Fraud by government contractors and vendors is all too common, and attempts, particularly by local governments, to spot or prevent it often fall short due to limited funds and staff with too much work and not enough time.
Governments seeking an alternative to a too-often-underfunded inspector general's office, an overburdened contract-compliance unit or an audit staff focused only on internal operations may want to consider an independent monitor. A monitor can keep a watchful eye on contractors and slam the door on potentially unscrupulous vendors before they have an opportunity to engage in fraud.
In the past, independent monitors have been reserved for corporate deferred-prosecution agreements, allowing a business to avoid prosecution after law enforcement has exposed fraud or serious compliance violations. But why wait for the fraud to occur? For governments, it's far better to take a proactive approach and avoid reputation-damaging news about wasted tax revenue.
In considering the independent-monitor approach, it's important for governments to analyze their history. What problems have occurred in the past? Do staff members feel ill-equipped to effectively and efficiently respond to complaints? Would an audit by a funding source reveal agency wrongdoing? If so, a monitor may be the answer to these concerns.
But how can a government with limited funds and a host of programs to service afford to fund an independent-monitor program? The answer is that they can pass the cost on to the contractors themselves. They can build a provision into their requests for proposals and inform potential vendors that they will bear the cost of the monitoring, and vendors can then build the cost into their bids.
So instead of increasing long-term budget allocations to properly fund oversight offices, expenditures will increase incrementally and only on matters that warrant further inspection. Once in place, the monitor reports to appropriate staff inside the government agency who can review any significant findings, report to management if necessary and determine the proper course of action.
To start, though, governments should follow a couple of straightforward guidelines for developing a successful independent-monitoring program:

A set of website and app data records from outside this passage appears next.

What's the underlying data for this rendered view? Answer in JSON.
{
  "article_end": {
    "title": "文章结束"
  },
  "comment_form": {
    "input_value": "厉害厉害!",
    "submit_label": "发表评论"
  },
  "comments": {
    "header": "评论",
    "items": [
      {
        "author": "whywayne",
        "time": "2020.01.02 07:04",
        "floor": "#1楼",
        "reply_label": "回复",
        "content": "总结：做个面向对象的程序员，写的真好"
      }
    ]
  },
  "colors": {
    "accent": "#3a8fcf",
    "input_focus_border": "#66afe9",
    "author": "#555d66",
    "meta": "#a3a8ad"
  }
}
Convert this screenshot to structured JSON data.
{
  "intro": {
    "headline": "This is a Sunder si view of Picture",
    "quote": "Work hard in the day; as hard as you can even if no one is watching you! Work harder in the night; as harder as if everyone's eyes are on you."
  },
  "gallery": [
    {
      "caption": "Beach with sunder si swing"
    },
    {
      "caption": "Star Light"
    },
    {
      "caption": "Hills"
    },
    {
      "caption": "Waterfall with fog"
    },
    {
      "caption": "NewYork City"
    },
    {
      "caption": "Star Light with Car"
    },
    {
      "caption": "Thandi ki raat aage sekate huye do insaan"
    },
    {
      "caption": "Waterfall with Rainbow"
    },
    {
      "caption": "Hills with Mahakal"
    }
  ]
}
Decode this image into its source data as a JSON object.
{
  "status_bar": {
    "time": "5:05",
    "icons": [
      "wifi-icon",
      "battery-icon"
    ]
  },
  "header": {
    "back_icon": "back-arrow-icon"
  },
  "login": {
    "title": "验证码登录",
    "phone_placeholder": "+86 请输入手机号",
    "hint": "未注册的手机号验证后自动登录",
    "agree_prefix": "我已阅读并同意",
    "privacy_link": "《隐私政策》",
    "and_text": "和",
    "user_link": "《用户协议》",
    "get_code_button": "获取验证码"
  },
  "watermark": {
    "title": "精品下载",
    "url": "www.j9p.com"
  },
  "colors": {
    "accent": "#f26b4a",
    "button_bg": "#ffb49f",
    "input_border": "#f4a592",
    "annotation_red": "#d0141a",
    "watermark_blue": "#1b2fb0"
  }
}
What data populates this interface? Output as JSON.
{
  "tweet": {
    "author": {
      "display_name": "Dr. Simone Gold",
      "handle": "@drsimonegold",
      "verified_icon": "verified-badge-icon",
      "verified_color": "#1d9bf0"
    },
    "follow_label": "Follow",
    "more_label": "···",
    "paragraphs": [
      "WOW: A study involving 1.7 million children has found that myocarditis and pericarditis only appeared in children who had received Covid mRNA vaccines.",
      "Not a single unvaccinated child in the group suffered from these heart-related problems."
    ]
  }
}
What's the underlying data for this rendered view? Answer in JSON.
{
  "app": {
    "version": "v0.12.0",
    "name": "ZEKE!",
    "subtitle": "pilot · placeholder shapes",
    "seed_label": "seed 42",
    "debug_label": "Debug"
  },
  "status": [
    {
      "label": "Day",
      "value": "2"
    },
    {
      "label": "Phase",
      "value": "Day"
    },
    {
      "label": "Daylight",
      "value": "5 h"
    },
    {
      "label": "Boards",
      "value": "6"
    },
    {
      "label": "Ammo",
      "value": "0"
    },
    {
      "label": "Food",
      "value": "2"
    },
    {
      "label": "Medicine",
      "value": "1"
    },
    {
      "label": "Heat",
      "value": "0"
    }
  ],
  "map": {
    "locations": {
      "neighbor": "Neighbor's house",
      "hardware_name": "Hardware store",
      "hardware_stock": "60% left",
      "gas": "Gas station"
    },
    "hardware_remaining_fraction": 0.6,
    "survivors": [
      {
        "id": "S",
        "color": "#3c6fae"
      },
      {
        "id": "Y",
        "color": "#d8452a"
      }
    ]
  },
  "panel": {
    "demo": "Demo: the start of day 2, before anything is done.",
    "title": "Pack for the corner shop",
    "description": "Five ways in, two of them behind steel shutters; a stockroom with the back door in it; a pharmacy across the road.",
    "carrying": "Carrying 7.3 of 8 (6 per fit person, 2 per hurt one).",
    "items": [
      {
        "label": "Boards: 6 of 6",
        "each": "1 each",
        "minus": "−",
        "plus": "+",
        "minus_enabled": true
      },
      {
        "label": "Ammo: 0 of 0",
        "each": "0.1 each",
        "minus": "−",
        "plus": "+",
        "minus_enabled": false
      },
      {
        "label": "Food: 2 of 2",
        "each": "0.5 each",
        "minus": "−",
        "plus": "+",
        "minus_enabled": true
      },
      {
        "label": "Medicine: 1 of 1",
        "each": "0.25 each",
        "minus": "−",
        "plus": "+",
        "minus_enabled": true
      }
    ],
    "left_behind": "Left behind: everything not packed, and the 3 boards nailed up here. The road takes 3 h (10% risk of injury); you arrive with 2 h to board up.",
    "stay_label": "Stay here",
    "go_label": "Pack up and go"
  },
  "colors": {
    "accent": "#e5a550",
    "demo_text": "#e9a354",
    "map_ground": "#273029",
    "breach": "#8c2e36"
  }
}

• When issuing requests for qualifications for independent monitors, governments should evaluate respondents based on their neutrality, objectivity and professionalism. Then evaluators can create a pool of qualified service providers -- preferably numerous vendors in each service area. A few red flags to watch out for include respondents that would likely have conflicts with the engagements needing monitoring, inexperienced respondents and vendors that have other business with the governmental agency.
• Governments also should provide the contractor with a list of approved and available professional service firms and let them select one, subject to the government's approval. After a conflicts check to ensure that there are no hidden relationships, the monitor can begin the engagement with a scope of work written by the government.
So what's the return on investment for governments? An effective independent monitoring program can investigate bribery and kickback allegations, ethics policy violations, compliance with minority and women-owned business participation requirements, overbilling, false claims and a myriad of other potential schemes. For example, an independent monitor could require a contractor in an industry known for wining and dining public officials to allow the monitor to review all relevant employee expense reports. This drastically decreases the potential for fraud in this area.
As governments increasingly face tighter budgets and increasing pressure to protect taxpayer dollars, it's crucial that they identify ways to put fraud checks in place across all levels of their organizations. Employing independent monitors is a cost-effective way to help ensure that governments focus on their primary mission: better serving their constituents.